    . Axonal transport of amyloid precursor protein is mediated by direct binding to the kinesin light chain subunit of kinesin-I. Neuron. 2000 Nov;28(2):449-59. PubMed.

    . Axonal transport, amyloid precursor protein, kinesin-1, and the processing apparatus: revisited. J Neurosci. 2005 Mar 2;25(9):2386-95. PubMed.

    . A role for Mints in transmitter release: Mint 1 knockout mice exhibit impaired GABAergic synaptic transmission. Proc Natl Acad Sci U S A. 2003 Feb 4;100(3):1409-14. Epub 2003 Jan 23 PubMed.

    . Essential roles for the FE65 amyloid precursor protein-interacting proteins in brain development. EMBO J. 2006 Jan 25;25(2):420-31. PubMed.

    . Activation of GSK-3 and phosphorylation of CRMP2 in transgenic mice expressing APP intracellular domain. J Cell Biol. 2005 Oct 24;171(2):327-35. PubMed.

    . Caspase cleavage of the amyloid precursor protein modulates amyloid beta-protein toxicity. J Neurochem. 2003 Nov;87(3):733-41. PubMed.

    . Amyloid beta protein toxicity mediated by the formation of amyloid-beta protein precursor complexes. Ann Neurol. 2003 Dec;54(6):781-9. PubMed.

    . Abeta induces cell death by direct interaction with its cognate extracellular domain on APP (APP 597-624). FASEB J. 2006 Jun;20(8):1254-6. PubMed.

    . Reversal of Alzheimer's-like pathology and behavior in human APP transgenic mice by mutation of Asp664. Proc Natl Acad Sci U S A. 2006 May 2;103(18):7130-5. PubMed.

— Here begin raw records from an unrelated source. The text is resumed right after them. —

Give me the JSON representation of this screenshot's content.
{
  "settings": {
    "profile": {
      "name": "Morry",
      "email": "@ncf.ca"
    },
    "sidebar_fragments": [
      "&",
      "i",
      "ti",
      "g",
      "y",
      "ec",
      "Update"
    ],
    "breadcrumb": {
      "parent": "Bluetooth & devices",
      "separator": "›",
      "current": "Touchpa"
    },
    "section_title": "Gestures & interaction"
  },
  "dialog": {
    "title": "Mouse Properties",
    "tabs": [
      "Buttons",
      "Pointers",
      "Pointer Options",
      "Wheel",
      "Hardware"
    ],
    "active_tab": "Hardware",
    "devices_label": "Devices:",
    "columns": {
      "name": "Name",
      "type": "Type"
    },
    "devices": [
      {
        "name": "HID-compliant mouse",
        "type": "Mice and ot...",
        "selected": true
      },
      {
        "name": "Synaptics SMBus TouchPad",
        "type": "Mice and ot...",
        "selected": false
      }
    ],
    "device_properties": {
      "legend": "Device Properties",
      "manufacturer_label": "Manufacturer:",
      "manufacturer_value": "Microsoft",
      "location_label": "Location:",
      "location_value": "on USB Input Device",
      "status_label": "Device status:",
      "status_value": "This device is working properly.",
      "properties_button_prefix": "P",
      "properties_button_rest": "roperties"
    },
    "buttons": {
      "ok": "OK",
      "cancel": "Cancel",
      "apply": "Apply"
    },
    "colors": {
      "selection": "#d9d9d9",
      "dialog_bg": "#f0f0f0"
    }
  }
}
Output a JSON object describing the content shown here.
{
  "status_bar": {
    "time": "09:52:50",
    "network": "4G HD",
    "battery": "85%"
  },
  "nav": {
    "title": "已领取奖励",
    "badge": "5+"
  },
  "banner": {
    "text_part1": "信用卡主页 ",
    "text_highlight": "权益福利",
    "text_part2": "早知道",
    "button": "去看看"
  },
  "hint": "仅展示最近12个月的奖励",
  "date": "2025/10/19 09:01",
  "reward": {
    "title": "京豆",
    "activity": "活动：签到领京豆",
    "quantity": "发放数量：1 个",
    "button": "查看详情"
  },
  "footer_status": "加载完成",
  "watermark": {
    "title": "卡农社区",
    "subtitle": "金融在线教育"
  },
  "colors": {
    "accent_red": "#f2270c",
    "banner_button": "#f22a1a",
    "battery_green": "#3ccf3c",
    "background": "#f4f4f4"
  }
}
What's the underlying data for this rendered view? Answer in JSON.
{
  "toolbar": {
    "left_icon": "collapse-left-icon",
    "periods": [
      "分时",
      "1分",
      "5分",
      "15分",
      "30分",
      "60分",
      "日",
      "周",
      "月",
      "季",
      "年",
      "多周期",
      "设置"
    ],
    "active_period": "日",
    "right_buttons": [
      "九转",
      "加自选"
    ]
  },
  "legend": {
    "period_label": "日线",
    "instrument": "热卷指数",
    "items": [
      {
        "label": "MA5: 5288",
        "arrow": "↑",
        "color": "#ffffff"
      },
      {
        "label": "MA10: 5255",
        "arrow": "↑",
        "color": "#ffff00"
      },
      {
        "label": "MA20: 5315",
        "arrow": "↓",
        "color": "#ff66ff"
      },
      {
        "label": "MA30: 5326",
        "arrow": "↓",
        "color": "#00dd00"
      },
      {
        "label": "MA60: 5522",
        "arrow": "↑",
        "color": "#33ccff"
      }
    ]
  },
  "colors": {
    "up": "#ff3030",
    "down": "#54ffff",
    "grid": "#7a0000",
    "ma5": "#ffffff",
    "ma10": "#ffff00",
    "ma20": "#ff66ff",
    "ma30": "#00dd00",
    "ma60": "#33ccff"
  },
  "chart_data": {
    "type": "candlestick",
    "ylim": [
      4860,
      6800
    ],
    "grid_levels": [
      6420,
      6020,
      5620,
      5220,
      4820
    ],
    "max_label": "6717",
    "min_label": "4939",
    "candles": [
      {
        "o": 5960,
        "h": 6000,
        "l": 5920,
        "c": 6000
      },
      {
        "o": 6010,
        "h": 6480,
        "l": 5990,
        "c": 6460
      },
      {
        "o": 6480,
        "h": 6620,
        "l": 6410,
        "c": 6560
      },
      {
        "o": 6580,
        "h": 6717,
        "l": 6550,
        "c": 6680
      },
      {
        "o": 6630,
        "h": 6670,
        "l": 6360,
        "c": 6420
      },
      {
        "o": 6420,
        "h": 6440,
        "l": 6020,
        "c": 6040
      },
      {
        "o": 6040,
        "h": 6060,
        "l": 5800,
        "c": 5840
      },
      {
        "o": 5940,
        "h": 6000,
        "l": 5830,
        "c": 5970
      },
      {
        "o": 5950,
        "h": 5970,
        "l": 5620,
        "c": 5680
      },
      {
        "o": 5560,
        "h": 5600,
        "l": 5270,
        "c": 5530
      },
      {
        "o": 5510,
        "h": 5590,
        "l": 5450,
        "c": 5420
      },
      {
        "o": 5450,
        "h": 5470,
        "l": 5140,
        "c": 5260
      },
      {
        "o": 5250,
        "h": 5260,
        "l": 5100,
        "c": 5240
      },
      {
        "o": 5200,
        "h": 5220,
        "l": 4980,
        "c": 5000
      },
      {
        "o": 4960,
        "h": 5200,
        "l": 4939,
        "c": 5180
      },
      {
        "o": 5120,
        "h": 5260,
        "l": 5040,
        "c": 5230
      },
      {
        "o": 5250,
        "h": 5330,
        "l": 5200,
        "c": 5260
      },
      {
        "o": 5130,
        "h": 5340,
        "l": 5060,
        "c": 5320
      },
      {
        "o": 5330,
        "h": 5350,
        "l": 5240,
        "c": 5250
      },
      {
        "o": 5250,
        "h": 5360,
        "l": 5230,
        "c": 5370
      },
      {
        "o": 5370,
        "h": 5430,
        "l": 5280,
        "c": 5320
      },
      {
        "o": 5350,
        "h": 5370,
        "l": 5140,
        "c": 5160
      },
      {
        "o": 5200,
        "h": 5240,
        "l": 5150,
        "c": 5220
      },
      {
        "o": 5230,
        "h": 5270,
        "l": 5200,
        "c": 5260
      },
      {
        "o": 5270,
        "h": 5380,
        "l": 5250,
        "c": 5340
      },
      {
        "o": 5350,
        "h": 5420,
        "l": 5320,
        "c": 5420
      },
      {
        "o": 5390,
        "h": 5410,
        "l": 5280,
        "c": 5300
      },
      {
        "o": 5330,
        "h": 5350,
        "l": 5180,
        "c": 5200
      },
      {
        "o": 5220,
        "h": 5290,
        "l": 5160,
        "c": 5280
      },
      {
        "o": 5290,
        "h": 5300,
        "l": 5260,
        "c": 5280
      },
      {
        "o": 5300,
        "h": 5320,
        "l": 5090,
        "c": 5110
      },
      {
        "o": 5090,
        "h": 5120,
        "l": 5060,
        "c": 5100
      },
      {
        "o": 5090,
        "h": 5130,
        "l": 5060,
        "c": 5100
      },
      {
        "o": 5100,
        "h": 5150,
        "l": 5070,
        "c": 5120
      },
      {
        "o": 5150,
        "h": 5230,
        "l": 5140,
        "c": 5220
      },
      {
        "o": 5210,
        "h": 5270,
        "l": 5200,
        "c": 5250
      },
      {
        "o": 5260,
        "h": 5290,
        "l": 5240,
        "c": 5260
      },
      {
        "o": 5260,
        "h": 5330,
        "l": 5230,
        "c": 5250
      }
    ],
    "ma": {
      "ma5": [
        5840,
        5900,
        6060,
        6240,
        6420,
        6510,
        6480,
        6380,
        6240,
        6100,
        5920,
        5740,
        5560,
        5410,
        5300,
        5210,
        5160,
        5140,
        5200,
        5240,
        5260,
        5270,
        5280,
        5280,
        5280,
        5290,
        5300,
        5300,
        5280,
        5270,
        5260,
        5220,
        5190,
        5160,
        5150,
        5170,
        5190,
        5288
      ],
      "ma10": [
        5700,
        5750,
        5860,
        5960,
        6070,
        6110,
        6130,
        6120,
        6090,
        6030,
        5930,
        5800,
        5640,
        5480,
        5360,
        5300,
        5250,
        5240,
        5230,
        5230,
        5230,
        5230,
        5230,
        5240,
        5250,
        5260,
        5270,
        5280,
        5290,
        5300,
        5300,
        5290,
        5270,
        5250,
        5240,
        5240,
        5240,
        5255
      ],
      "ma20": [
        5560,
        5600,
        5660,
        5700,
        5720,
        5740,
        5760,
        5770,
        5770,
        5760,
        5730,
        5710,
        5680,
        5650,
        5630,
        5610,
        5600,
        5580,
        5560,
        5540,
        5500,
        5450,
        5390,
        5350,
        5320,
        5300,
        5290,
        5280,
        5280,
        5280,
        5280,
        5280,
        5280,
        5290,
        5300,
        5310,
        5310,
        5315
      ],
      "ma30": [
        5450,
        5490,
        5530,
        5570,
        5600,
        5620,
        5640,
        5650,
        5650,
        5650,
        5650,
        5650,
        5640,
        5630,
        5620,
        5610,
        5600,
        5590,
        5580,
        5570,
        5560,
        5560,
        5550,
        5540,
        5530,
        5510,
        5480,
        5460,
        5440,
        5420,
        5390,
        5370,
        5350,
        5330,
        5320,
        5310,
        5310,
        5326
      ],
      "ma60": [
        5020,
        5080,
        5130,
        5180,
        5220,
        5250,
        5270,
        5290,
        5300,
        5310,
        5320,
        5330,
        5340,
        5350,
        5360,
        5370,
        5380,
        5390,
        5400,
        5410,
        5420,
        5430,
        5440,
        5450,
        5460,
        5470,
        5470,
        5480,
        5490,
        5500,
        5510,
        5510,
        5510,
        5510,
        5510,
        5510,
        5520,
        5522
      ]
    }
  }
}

    View all comments by Veronica Galvan

Make a Comment

To make a comment you must login or register.